**ACTION ITEM:** What number of lines in the entries below include the string "name"? Respond with that number alone.

**STUDY MATERIAL:**
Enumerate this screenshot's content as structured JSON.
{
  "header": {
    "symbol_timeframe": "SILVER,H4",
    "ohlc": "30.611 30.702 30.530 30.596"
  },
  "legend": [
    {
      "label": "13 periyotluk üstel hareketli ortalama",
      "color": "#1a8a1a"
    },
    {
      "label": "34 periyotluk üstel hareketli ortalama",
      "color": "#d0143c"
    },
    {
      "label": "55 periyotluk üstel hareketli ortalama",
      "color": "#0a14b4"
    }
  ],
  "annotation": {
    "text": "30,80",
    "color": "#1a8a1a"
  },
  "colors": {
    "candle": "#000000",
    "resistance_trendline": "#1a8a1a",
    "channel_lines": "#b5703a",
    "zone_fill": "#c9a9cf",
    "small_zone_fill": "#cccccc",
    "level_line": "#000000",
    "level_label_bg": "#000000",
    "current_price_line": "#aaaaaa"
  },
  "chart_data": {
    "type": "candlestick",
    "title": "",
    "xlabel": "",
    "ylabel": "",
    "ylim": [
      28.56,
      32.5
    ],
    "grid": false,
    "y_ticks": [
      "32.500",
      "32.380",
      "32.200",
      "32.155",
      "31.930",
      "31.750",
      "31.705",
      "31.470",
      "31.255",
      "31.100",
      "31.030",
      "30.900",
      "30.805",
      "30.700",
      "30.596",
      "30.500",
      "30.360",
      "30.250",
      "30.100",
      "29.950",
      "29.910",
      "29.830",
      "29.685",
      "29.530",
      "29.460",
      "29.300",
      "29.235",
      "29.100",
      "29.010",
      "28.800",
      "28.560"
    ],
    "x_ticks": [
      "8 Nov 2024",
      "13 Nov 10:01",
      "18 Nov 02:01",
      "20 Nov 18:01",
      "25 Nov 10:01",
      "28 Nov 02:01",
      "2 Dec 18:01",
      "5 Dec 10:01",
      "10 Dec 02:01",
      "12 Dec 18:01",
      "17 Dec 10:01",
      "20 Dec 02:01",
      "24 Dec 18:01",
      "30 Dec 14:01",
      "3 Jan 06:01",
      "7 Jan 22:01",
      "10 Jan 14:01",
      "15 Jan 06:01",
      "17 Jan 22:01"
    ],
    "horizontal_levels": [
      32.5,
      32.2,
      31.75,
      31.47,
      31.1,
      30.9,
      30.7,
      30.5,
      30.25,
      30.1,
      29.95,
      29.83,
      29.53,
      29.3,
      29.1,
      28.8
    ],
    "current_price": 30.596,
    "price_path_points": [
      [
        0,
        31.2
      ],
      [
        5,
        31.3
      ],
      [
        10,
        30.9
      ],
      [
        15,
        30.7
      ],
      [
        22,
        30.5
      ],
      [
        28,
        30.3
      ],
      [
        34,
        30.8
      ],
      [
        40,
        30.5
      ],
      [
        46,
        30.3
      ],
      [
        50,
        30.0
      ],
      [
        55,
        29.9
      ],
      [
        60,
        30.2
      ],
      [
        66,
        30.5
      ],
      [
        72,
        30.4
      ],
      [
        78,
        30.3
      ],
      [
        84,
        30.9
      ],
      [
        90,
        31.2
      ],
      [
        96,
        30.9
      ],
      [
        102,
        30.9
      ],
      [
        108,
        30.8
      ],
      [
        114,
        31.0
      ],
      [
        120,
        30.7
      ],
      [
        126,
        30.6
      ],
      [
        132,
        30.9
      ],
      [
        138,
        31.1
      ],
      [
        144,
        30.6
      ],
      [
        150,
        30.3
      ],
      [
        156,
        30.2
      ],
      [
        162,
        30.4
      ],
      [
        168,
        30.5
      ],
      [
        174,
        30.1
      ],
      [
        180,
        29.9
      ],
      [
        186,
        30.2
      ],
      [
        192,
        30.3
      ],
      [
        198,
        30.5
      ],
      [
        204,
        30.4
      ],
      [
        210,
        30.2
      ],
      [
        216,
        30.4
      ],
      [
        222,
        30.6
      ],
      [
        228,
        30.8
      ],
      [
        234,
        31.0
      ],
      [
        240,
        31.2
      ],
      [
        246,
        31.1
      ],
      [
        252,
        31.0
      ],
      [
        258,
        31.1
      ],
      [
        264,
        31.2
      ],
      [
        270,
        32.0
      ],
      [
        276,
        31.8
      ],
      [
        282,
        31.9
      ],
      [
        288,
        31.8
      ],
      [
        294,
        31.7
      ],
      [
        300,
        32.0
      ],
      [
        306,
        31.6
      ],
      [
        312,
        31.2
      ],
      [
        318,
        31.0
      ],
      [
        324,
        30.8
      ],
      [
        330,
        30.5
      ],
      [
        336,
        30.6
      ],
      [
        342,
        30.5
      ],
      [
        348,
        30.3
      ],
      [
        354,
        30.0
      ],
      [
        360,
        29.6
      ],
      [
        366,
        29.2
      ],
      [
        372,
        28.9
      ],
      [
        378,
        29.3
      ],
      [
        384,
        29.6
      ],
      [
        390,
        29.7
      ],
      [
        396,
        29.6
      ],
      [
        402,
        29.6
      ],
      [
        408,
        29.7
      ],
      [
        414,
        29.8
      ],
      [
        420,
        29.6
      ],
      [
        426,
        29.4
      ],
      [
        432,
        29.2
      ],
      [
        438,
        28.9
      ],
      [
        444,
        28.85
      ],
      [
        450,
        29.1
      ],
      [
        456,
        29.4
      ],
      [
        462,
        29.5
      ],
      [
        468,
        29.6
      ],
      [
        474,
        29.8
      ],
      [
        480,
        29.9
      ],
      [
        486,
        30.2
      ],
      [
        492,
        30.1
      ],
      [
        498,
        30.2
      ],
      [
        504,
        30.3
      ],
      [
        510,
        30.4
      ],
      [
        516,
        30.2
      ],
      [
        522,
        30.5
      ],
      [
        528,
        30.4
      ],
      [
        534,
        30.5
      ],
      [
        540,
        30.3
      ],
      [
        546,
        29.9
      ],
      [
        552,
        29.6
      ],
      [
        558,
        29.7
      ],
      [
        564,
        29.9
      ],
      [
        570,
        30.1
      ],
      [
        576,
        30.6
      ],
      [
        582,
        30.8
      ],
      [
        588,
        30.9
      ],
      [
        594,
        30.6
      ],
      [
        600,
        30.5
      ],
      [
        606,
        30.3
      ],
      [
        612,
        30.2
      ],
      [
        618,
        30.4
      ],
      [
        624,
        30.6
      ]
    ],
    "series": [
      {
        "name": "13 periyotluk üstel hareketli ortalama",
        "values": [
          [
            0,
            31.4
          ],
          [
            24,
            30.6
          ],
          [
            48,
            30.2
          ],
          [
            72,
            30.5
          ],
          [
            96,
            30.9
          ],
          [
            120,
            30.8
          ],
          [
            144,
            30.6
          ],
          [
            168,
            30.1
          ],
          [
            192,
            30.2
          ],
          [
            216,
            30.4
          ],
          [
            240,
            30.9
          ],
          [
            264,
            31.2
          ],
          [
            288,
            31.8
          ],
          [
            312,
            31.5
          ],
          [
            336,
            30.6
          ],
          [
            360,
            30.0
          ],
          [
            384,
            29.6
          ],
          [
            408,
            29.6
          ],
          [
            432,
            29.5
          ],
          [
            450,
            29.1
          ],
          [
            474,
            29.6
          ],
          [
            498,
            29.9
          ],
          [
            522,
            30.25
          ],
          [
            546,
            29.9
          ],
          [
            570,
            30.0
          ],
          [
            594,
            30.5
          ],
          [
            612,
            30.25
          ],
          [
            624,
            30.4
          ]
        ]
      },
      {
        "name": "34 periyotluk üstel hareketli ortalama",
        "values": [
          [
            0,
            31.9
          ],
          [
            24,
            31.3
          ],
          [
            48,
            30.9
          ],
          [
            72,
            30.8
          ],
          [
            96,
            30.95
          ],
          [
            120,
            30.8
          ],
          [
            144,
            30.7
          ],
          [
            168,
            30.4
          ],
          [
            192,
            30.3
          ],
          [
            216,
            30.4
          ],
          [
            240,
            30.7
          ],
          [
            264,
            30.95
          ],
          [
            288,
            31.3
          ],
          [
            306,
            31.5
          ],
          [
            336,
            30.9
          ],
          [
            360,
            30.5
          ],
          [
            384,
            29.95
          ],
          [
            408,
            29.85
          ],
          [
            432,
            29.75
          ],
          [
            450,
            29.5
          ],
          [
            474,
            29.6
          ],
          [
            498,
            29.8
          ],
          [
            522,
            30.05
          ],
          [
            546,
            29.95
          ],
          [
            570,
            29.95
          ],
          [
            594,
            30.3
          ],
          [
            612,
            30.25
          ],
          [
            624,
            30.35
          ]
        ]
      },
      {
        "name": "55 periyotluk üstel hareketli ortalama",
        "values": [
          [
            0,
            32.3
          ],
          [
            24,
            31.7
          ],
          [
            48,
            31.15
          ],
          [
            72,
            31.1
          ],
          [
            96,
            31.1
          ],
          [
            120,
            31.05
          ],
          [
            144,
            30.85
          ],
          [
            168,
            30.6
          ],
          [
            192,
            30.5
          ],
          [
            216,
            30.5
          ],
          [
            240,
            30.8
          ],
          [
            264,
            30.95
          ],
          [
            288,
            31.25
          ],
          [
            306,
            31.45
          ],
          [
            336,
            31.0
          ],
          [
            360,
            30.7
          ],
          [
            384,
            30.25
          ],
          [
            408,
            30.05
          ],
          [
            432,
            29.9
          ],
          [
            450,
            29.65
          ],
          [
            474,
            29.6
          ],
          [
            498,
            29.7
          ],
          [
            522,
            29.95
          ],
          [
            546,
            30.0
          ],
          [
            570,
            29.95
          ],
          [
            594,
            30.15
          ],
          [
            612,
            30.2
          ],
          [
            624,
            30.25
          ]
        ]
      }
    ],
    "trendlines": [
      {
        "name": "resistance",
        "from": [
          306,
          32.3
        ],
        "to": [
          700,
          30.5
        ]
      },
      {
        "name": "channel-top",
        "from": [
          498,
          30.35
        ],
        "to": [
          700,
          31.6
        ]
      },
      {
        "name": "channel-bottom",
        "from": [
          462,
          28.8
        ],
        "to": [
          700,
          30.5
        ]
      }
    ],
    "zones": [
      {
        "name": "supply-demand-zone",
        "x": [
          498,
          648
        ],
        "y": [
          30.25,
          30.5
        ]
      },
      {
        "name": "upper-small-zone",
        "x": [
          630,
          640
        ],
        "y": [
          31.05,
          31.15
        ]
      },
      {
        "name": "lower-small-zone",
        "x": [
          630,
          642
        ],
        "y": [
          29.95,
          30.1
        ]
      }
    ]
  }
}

**RESULT OF THIS TASK:** 9